In some Q&A toward the end of the day, Jennifer Goggin, a seasoned food tech entrepreneur, made a distinction between consumer food tech (smart countertop juicers, food delivery apps) and business food tech (logistics algorithms, farm robots), suggesting that the former doesn’t necessarily make us better eaters or enhance sustainability, while the latter has clear potential to reduce ecological impact and create opportunities for small, diverse farms. But these various links in the foodtech chain are also at wildly different stages in terms of investment, valuation and potential. In one panel on investment trends, speakers were asked where we are on the “Gartner hype scale,” a tool used to track technology adoption and valuation. Attendees agreed that food delivery was overvalued. Food media and restaurant tech, on the other hand, are undervalued with not enough start-ups helping define the future of food storytelling or to build the OS for foodservice.
Foodtech doesn’t offer massive returns, but it has other advantages
The food industry has been product focused for too long. Data + tech are the bigger play for big food/startup collaboration #mixingbowl
— Food+Tech Connect (@foodtechconnect) March 23, 2016
The last couple of years have witnessed an asymptotic rise in investment in tech throughout our food system, as evidence by recent reports from AgFunder and Rosenheim Associates. Still investors in attendance noted that foodtech investments are not likely to offer the “hockey stick” type spike in growth that you see with Uber, Twitter or any blessed, scalable tech “unicorns.” So why the rush to invest? Ben Fishman of Arlon Group noted that the 6 to 12 percent annual growth his firm often sees with its food investments may not match the growth of a software provider but offers great reliable long-term growth and perhaps the biggest TAM (“total available market,” in investor speak) of any product on the planet.
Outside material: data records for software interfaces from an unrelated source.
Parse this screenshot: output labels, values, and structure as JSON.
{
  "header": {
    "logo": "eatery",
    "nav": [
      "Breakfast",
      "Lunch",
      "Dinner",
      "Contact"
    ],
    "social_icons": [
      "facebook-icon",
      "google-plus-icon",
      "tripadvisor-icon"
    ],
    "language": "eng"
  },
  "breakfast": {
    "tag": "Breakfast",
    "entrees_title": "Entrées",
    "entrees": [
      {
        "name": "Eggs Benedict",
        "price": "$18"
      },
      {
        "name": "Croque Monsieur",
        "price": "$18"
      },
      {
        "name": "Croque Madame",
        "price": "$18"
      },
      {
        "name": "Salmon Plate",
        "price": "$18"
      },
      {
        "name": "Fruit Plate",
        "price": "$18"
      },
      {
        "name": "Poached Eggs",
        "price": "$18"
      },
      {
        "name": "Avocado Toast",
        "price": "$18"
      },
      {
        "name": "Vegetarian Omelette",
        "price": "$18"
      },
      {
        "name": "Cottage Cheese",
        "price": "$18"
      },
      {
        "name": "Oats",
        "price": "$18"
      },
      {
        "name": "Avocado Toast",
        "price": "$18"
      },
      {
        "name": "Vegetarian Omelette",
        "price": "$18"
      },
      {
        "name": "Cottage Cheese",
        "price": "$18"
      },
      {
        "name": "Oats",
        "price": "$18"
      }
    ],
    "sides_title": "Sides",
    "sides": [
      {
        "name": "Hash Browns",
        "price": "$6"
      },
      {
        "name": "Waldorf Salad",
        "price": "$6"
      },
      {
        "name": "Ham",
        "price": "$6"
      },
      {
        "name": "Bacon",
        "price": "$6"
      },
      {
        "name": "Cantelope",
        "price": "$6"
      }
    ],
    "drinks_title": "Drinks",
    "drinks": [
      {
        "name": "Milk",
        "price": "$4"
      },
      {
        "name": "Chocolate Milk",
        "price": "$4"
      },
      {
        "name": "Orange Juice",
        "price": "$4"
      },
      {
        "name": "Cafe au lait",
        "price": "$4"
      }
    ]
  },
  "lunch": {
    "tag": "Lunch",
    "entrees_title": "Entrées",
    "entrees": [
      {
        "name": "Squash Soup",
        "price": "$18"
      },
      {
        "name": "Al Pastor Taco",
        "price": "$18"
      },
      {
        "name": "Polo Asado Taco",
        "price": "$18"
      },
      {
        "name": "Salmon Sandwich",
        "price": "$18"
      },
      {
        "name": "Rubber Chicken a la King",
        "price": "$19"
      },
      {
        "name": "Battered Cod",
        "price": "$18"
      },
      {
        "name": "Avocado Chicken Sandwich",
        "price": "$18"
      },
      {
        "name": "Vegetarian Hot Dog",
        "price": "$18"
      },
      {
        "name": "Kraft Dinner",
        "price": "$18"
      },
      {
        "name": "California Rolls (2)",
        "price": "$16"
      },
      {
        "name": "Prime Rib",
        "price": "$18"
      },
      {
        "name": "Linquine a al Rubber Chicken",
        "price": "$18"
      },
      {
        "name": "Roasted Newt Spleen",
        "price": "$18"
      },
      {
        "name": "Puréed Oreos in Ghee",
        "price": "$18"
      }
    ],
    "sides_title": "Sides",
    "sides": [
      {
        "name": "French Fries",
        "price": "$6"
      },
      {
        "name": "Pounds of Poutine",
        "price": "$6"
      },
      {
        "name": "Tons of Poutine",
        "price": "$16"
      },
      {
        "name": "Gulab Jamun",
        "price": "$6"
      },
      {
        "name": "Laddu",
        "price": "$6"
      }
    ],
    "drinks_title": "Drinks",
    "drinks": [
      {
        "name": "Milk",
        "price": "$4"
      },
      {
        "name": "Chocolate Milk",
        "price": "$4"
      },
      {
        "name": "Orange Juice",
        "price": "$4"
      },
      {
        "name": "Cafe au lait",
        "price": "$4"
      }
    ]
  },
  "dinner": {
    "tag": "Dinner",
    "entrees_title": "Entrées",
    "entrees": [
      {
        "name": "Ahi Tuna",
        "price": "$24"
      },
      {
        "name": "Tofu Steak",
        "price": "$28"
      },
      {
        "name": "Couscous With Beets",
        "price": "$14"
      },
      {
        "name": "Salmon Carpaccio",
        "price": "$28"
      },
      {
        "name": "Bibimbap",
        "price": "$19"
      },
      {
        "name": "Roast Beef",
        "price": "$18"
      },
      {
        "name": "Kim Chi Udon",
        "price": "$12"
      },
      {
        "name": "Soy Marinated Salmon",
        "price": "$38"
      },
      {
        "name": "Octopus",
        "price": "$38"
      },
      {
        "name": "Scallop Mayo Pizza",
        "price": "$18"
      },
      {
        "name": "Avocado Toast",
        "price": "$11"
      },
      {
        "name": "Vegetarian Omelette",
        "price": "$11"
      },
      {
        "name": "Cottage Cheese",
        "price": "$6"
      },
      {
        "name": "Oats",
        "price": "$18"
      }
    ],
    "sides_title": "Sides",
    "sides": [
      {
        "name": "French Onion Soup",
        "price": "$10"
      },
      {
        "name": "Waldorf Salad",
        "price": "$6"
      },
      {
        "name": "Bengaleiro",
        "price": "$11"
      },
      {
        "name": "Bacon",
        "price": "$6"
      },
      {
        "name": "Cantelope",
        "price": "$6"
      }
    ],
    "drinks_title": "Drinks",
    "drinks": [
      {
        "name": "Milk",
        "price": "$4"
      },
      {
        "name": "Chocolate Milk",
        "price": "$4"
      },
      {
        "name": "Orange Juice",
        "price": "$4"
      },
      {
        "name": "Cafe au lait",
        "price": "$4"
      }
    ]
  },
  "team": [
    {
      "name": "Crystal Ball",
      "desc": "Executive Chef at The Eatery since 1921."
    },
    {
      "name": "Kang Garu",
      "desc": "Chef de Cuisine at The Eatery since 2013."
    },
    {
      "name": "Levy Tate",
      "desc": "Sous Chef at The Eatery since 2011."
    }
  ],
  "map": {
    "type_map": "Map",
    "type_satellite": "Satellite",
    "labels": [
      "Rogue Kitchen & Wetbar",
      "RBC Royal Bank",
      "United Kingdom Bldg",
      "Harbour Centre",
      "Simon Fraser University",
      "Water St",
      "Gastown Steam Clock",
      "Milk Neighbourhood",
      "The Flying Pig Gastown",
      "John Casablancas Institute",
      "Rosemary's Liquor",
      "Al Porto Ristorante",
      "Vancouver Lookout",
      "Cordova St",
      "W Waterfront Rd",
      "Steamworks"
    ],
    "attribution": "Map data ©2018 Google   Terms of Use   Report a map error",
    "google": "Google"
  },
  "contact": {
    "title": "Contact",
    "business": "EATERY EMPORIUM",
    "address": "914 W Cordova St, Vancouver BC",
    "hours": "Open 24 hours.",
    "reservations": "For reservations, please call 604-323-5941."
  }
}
Beyond this steady growth, Rob Leclerc of AgFunder, which has a database of 600 investments and has looked at over 16,000 pitch decks, said foodtech businesses are less likely to simply go bust. He noted that of all the companies that they have tracked, a majority are still around—a track record unlikely for the brutal competition in the software space. Finally, Mixing Bowl’s Trice explained perhaps the most basic reason for the investment interest: passion. Having exited successful investments in tech, finance or other more abstract fields, foodtech investors are flocking to food because they truly love wine, fresh produce and spending time with their hands in the dirt (or virtually connected to the dirt). “Food is an investment,” he said, “that makes people happy on a personal level.”